Follow the emergency in Flint from the switch in water supply to today’s health crisis.
Flint: A Timeline
Remember the lead crisis in Flint, Michigan? It’s 2017 and many people are still living on bottled water.
To understand how this happened, we need to back up to the 20th century.
Lead pipes are laid to bring water to people’s homes.
Eventually, water is sourced from Lake Huron.
It’s safe to drink because they add a chemical that helps form a protective scale on the interior of the pipes. The scale keeps the pipe from corroding dangerous chemicals, like lead, into the water.
In 2011, Flint city managers see an opportunity to save money by building a new pipeline to Lake Huron. But, building that pipeline will take years.
So in the meantime, Flint switches its water source to the Flint River.
But they don't add corrosion control to the water, which would keep that protective scale intact on the inside of the pipes.
It’s not long before General Motors stops using Flint water because the water is corroding their parts.
Residents notice problems too.
The protective scale is flaking off.
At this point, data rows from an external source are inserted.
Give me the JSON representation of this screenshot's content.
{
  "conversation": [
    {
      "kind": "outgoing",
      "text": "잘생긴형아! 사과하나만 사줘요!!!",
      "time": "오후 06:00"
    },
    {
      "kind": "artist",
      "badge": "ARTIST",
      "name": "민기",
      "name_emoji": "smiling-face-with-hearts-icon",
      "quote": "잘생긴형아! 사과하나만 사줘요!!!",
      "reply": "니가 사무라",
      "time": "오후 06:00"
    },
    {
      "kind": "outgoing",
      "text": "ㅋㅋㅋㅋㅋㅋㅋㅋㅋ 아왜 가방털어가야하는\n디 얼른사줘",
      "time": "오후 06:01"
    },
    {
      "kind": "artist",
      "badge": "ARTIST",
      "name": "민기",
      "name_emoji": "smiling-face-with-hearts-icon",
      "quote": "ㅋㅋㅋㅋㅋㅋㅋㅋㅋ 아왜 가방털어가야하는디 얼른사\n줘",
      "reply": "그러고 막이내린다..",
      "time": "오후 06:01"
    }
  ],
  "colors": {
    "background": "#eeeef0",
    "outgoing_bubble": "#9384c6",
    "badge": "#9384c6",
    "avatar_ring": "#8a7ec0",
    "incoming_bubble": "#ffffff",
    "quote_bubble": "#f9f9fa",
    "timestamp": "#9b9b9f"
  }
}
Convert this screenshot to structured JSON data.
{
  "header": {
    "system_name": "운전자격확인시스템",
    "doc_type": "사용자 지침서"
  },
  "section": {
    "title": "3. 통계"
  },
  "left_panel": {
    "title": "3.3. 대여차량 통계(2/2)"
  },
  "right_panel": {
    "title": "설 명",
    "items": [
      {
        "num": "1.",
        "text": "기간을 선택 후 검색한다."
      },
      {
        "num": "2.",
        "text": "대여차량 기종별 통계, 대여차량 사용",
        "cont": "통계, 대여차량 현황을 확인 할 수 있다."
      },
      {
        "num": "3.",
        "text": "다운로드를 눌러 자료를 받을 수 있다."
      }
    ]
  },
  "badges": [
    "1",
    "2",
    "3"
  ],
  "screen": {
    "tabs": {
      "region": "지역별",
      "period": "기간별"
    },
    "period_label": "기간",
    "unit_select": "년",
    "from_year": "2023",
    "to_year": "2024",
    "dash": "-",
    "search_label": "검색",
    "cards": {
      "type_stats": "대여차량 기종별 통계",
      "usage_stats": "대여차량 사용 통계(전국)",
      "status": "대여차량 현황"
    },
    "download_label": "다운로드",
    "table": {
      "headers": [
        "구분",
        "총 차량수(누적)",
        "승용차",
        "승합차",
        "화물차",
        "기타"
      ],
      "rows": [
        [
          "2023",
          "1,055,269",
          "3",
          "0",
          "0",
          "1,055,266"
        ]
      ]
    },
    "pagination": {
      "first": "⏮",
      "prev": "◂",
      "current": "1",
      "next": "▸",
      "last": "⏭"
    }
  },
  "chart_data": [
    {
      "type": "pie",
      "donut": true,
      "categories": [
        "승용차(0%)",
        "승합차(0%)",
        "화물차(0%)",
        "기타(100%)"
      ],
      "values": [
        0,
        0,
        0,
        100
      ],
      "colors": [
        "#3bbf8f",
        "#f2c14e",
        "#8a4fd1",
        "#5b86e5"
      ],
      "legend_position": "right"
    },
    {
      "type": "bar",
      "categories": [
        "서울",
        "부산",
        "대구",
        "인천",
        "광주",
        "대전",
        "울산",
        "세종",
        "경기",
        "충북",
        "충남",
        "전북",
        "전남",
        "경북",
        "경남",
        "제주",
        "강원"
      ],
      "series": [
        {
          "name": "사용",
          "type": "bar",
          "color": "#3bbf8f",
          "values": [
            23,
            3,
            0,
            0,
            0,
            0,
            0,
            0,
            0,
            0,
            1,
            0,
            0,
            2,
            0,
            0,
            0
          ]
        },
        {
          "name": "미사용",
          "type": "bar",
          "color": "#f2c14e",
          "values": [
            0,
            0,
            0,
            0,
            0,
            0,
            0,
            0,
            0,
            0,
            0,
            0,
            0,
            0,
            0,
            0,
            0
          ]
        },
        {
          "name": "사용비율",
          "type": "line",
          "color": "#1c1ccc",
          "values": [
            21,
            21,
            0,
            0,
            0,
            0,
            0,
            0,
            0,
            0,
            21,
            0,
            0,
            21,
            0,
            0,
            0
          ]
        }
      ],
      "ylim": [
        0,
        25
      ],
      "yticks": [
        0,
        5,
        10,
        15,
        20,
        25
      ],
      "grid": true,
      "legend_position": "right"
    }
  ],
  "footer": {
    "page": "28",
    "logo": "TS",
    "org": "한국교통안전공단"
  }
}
Corroding pipes turn the water brown and contaminate it with lead.
Residents complain of rashes and hair loss, but the local government, state government and the EPA all fail to take action.
The crisis continues to unfold, and in August of 2015, concerned Flint residents including LeeAnne Walters, a citizen scientist, partner with Marc Edwards, a researcher at Virginia Tech, to launch an investigation.
Together with Marc’s students, they collect samples from over 250 homes.
After multiple scientific studies, the lead crisis is no longer deniable and the city decides to switch back to water from Lake Huron.
But damage to the pipes and to the people of Flint has already been done and the population’s faith in the government is lost.
In December of 2015, a state of emergency is declared.
One month later, the National Guard is deployed to provide bottled water to the residents.
Aid has totaled to over $300 million dollars.
Now, new pipes are being laid across Flint.
Authorities predict the project will end by 2020, but Flint may never be the same.
- Host, Writer, Producer, Editor
- Saad Amer
- Camera, Sound
- Drew Gannon
POISONED WATER PRODUCTION CREDITS
- Director and Producer
- Llewellyn Smith
- Kelly Thomson
- Director of Photography
- Vicente Franco